The plaintiff’s theory was that because the package “represents the product contains ‘rich milk chocolate’ without qualification, consumers expect that it only has chocolate ingredients, which is not the case.”  (We grit our teeth at that misplaced “only.”) Right away, and before we get to the court’s decision, we have three problems with this claim:  (1) we are frighteningly prolific consumers of ice cream, and we had no idea that vegetable oil is not a chocolate ingredient; (2) nor do we care; and (3) the Haagen-Dazs package has an ingredients list that includes vegetable oil. Fraud-schmaud.  

The defendant moved to dismiss the complaint.  It made several effective and winning arguments.  We like those arguments almost as much as we like the ice cream.  So, apparently, did the court, as it dismissed the claims.

First, the plaintiff premised its claim on alleged violations of our old friend, the Food Drug and Cosmetic Act (FDCA).  But the FDCA does not provide a private right of action.  Second, it was implausible to suggest that a “reasonable consumer would conclude that representations regarding chocolate on the Product’s label would imply that the Product’s coating did not contain any coconut or vegetable oil.”  The ingredient list was accurate and there was no reason to think that the “surrounding context” of the package somehow made that ingredient list disappear.  The plaintiff attempted to prop up her assertion regarding consumer expectations by alluding to what the court called a “mysterious” consumer survey.  It wasn’t clear who conducted the survey or what consumers were told.  In any event, the survey did not even remotely demonstrate that consumers would be surprised or disappointed by the presence of vegetable oil.  

More fundamentally, the court concluded that nobody buys chocolate ice cream “for health or nutritional benefits or satiety value.”  The label made no claims about those features.  Oddly, the complaint did not say that the plaintiff was disappointed by the taste of the product.  Remember, she said she’d happily buy more once the label was fixed (and, presumably, once she had won her suit and her lawyer had been paid).  Because there was no evidence that anyone was misled by the ice cream package, the plaintiff’s claims melted away.

To be sure, there were other problems with the plaintiff’s claims.
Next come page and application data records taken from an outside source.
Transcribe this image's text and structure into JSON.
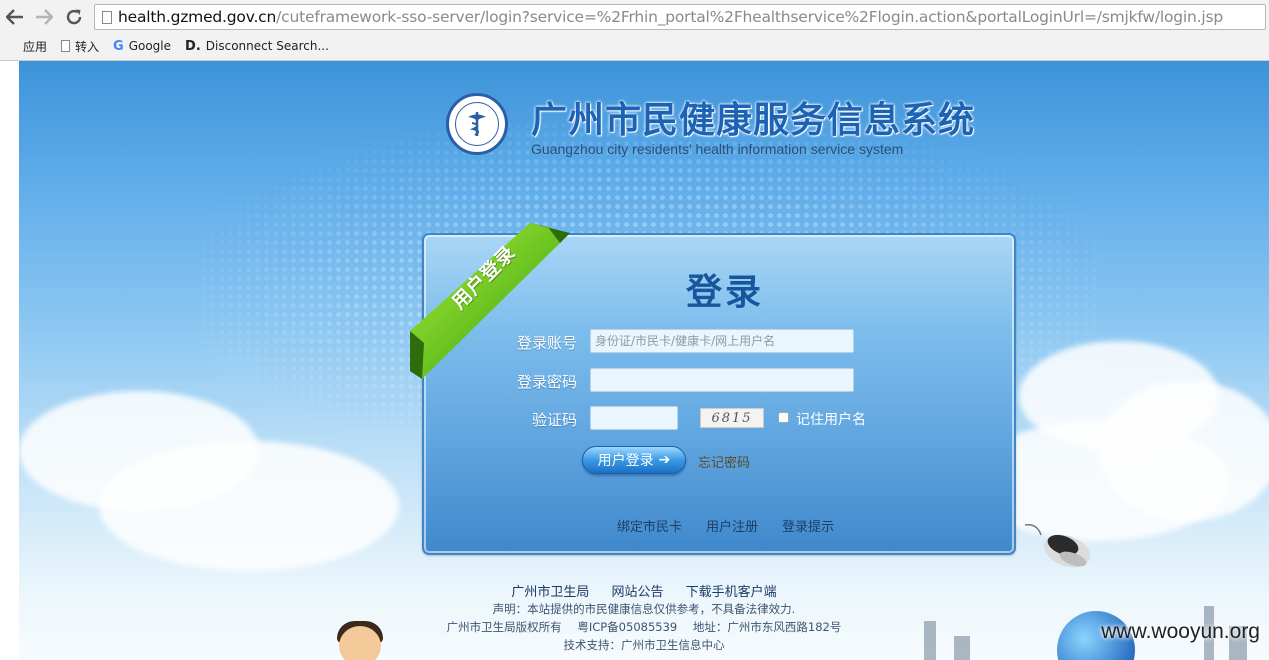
{
  "browser": {
    "url_host": "health.gzmed.gov.cn",
    "url_path": "/cuteframework-sso-server/login?service=%2Frhin_portal%2Fhealthservice%2Flogin.action&portalLoginUrl=/smjkfw/login.jsp",
    "bookmarks": [
      {
        "icon": "apps-icon",
        "label": "应用"
      },
      {
        "icon": "document-icon",
        "label": "转入"
      },
      {
        "icon": "google-icon",
        "label": "Google"
      },
      {
        "icon": "disconnect-icon",
        "label": "Disconnect Search..."
      }
    ]
  },
  "header": {
    "title_cn": "广州市民健康服务信息系统",
    "title_en": "Guangzhou city residents' health information service system"
  },
  "login": {
    "ribbon": "用户登录",
    "title": "登录",
    "account_label": "登录账号",
    "account_placeholder": "身份证/市民卡/健康卡/网上用户名",
    "password_label": "登录密码",
    "captcha_label": "验证码",
    "captcha_image_text": "6815",
    "remember_label": "记住用户名",
    "remember_checked": false,
    "login_button": "用户登录",
    "forgot_link": "忘记密码",
    "bottom_links": [
      "绑定市民卡",
      "用户注册",
      "登录提示"
    ]
  },
  "footer": {
    "links": [
      "广州市卫生局",
      "网站公告",
      "下载手机客户端"
    ],
    "statement": "声明：本站提供的市民健康信息仅供参考，不具备法律效力.",
    "copyright": "广州市卫生局版权所有",
    "icp": "粤ICP备05085539",
    "address": "地址：广州市东风西路182号",
    "tech_support": "技术支持：广州市卫生信息中心"
  },
  "watermark": "www.wooyun.org",
  "colors": {
    "title_blue": "#1c62b5",
    "panel_blue": "#5fa5df",
    "ribbon_green": "#5fb81c"
  }
}
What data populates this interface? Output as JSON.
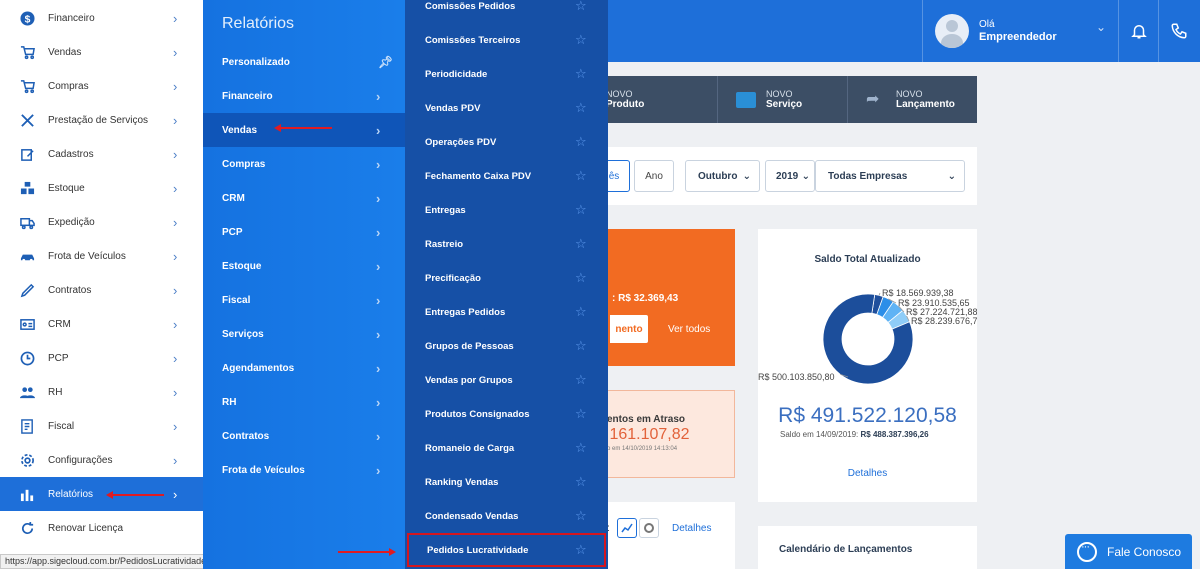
{
  "header": {
    "greeting": "Olá",
    "user_name": "Empreendedor",
    "bell_icon": "bell-icon",
    "phone_icon": "phone-icon"
  },
  "quick_actions": [
    {
      "small": "NOVO",
      "label": "Produto",
      "icon": "box-icon"
    },
    {
      "small": "NOVO",
      "label": "Serviço",
      "icon": "briefcase-icon"
    },
    {
      "small": "NOVO",
      "label": "Lançamento",
      "icon": "share-arrow-icon"
    }
  ],
  "filters": {
    "partial_button": "ês",
    "year_button": "Ano",
    "month": "Outubro",
    "year": "2019",
    "company": "Todas Empresas"
  },
  "orange_card": {
    "total_text": ": R$ 32.369,43",
    "button_label": "nento",
    "view_all": "Ver todos"
  },
  "overdue_card": {
    "title": "entos em Atraso",
    "value": ".161.107,82",
    "subtext": "o em 14/10/2019 14:13:04"
  },
  "graph_card": {
    "prefix": ":",
    "details": "Detalhes"
  },
  "saldo_card": {
    "title": "Saldo Total Atualizado",
    "labels": [
      "R$ 18.569.939,38",
      "R$ 23.910.535,65",
      "R$ 27.224.721,88",
      "R$ 28.239.676,7",
      "R$ 500.103.850,80"
    ],
    "values": [
      18569939.38,
      23910535.65,
      27224721.88,
      28239676.7,
      500103850.8
    ],
    "colors": [
      "#1f4f9c",
      "#2c8ee8",
      "#5fb3f5",
      "#8fcdf8",
      "#1c4e9b"
    ],
    "total": "R$ 491.522.120,58",
    "sub_prefix": "Saldo em 14/09/2019:",
    "sub_value": "R$ 488.387.396,26",
    "details": "Detalhes"
  },
  "calendar_card": {
    "title": "Calendário de Lançamentos"
  },
  "fale_conosco": "Fale Conosco",
  "status_url": "https://app.sigecloud.com.br/PedidosLucratividade/Report",
  "sidebar": {
    "items": [
      {
        "label": "Financeiro",
        "icon": "dollar-icon"
      },
      {
        "label": "Vendas",
        "icon": "cart-icon"
      },
      {
        "label": "Compras",
        "icon": "cart-icon"
      },
      {
        "label": "Prestação de Serviços",
        "icon": "tools-icon"
      },
      {
        "label": "Cadastros",
        "icon": "edit-icon"
      },
      {
        "label": "Estoque",
        "icon": "boxes-icon"
      },
      {
        "label": "Expedição",
        "icon": "truck-icon"
      },
      {
        "label": "Frota de Veículos",
        "icon": "car-icon"
      },
      {
        "label": "Contratos",
        "icon": "pen-icon"
      },
      {
        "label": "CRM",
        "icon": "id-card-icon"
      },
      {
        "label": "PCP",
        "icon": "clock-icon"
      },
      {
        "label": "RH",
        "icon": "users-icon"
      },
      {
        "label": "Fiscal",
        "icon": "document-icon"
      },
      {
        "label": "Configurações",
        "icon": "gear-icon"
      },
      {
        "label": "Relatórios",
        "icon": "bar-chart-icon"
      },
      {
        "label": "Renovar Licença",
        "icon": "refresh-icon"
      }
    ]
  },
  "reports_panel": {
    "title": "Relatórios",
    "items": [
      {
        "label": "Personalizado"
      },
      {
        "label": "Financeiro"
      },
      {
        "label": "Vendas"
      },
      {
        "label": "Compras"
      },
      {
        "label": "CRM"
      },
      {
        "label": "PCP"
      },
      {
        "label": "Estoque"
      },
      {
        "label": "Fiscal"
      },
      {
        "label": "Serviços"
      },
      {
        "label": "Agendamentos"
      },
      {
        "label": "RH"
      },
      {
        "label": "Contratos"
      },
      {
        "label": "Frota de Veículos"
      }
    ]
  },
  "sales_reports": {
    "items": [
      {
        "label": "Comissões Pedidos"
      },
      {
        "label": "Comissões Terceiros"
      },
      {
        "label": "Periodicidade"
      },
      {
        "label": "Vendas PDV"
      },
      {
        "label": "Operações PDV"
      },
      {
        "label": "Fechamento Caixa PDV"
      },
      {
        "label": "Entregas"
      },
      {
        "label": "Rastreio"
      },
      {
        "label": "Precificação"
      },
      {
        "label": "Entregas Pedidos"
      },
      {
        "label": "Grupos de Pessoas"
      },
      {
        "label": "Vendas por Grupos"
      },
      {
        "label": "Produtos Consignados"
      },
      {
        "label": "Romaneio de Carga"
      },
      {
        "label": "Ranking Vendas"
      },
      {
        "label": "Condensado Vendas"
      },
      {
        "label": "Pedidos Lucratividade"
      }
    ]
  }
}
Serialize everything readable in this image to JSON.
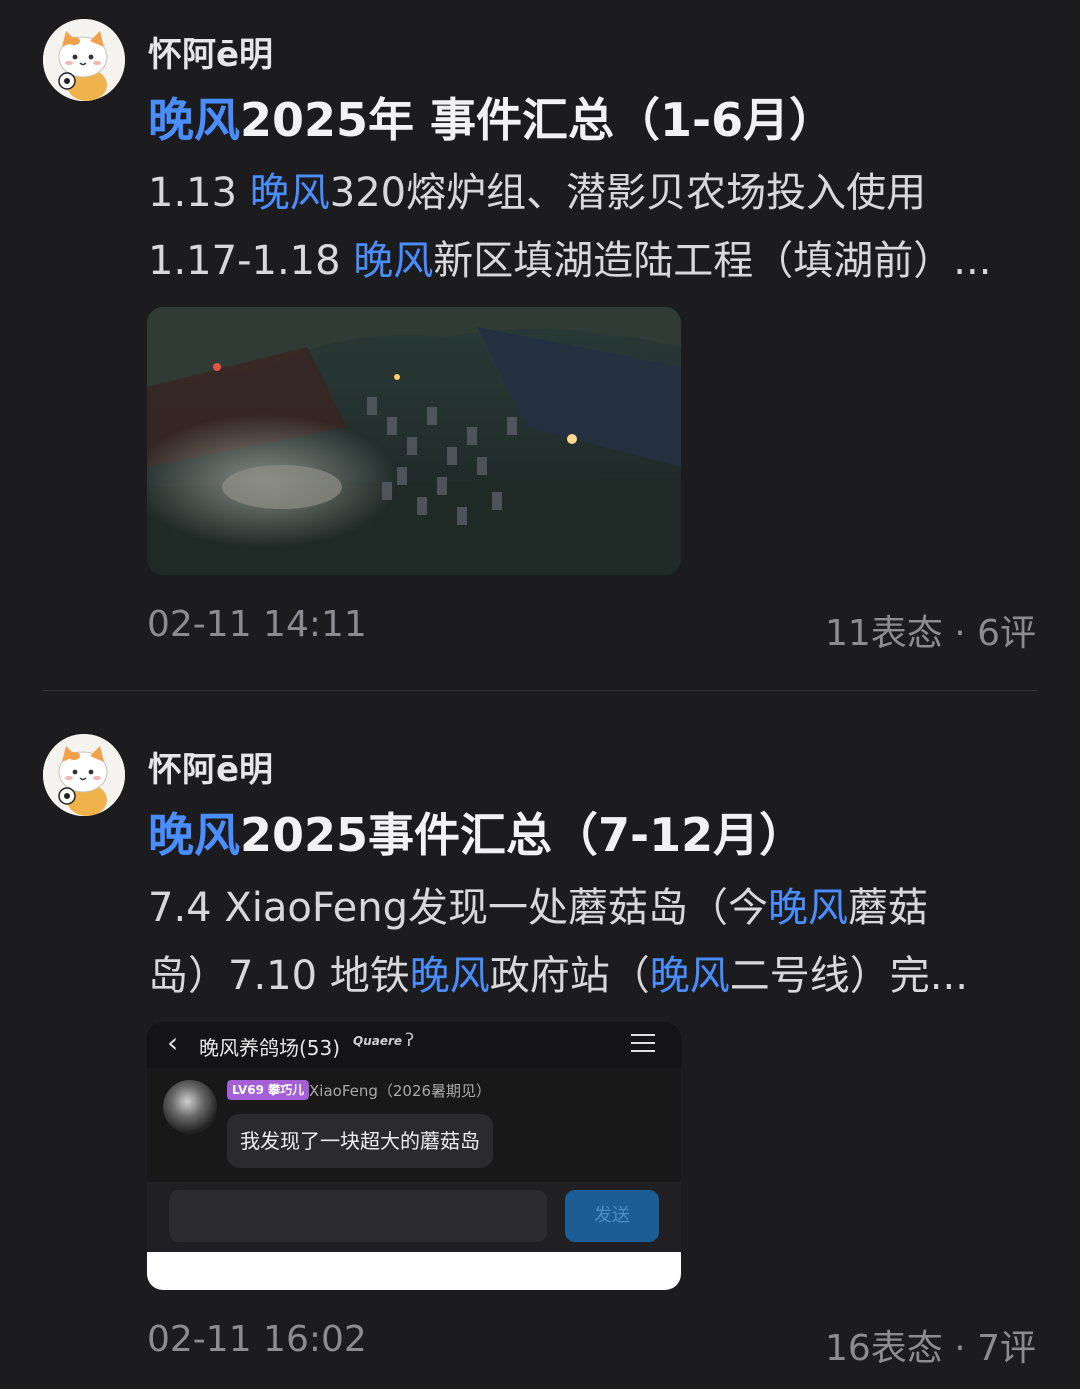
{
  "posts": [
    {
      "author": "怀阿ē明",
      "title": {
        "hl": "晚风",
        "rest": "2025年 事件汇总（1-6月）"
      },
      "line1": {
        "pre": "1.13  ",
        "hl": "晚风",
        "rest": "320熔炉组、潜影贝农场投入使用"
      },
      "line2": {
        "pre": "1.17-1.18  ",
        "hl": "晚风",
        "rest": "新区填湖造陆工程（填湖前）..."
      },
      "time": "02-11 14:11",
      "stats": "11表态 · 6评"
    },
    {
      "author": "怀阿ē明",
      "title": {
        "hl": "晚风",
        "rest": "2025事件汇总（7-12月）"
      },
      "line1": {
        "pre": "7.4  XiaoFeng发现一处蘑菇岛（今",
        "hl": "晚风",
        "rest": "蘑菇"
      },
      "line2": {
        "pre": "岛）7.10  地铁",
        "hl": "晚风",
        "mid": "政府站（",
        "hl2": "晚风",
        "rest": "二号线）完..."
      },
      "time": "02-11 16:02",
      "stats": "16表态 · 7评"
    }
  ],
  "chat": {
    "back_icon": "chevron-left-icon",
    "title": "晚风养鸽场(53)",
    "badge_text": "Quaere",
    "level": "LV69 攀巧儿",
    "sender": "XiaoFeng（2026暑期见）",
    "message": "我发现了一块超大的蘑菇岛",
    "send_label": "发送"
  },
  "colors": {
    "background": "#1c1c1e",
    "highlight": "#4a8dff",
    "meta": "#8c8c90"
  }
}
The plaintiff did not plead facts showing that she had provided notice to the defendant, which New York requires for claims of breach of express warranty.  The claim for breach of the implied warranty of merchantability was a goner because the complaint “does not come close to alleging that the Product is ‘unfit to be consumed.’”  How could it?  Like the plaintiff, we intend to buy more of these fantastic ice cream bars.  Unlike the plaintiff, we do not require a rewrite of the package to nanny us with unnecessary and unread verbiage. The common law fraud claim flunks the particularity requirement of Fed. R. Civ. P. 9(b), the unjust enrichment claim is duplicative of and dependent on the others, and the plaintiff’s wish-washy statement of intention maybe to buy the product in the future was insufficient to confer standing on her to pursue this pointless lawsuit. 

All that being said, the court granted the plaintiff leave to amend her complaint to try again.  When it comes to ice cream, seconds or even thirds are frequently in order.  But here’s the bottom line or, if you will, the scoop: the Yu case represents much of what is wrong with civil litigation in this country. It is a clever lawsuit cobbled together by a lawyer to address a non-problem.  Meanwhile, we’re headed out to purchase another three-pack of the chocolate, almond, toffee ice cream bars.  It turns out that vegetable oil tastes great. And if we get an ice cream headache, that will be our own fault.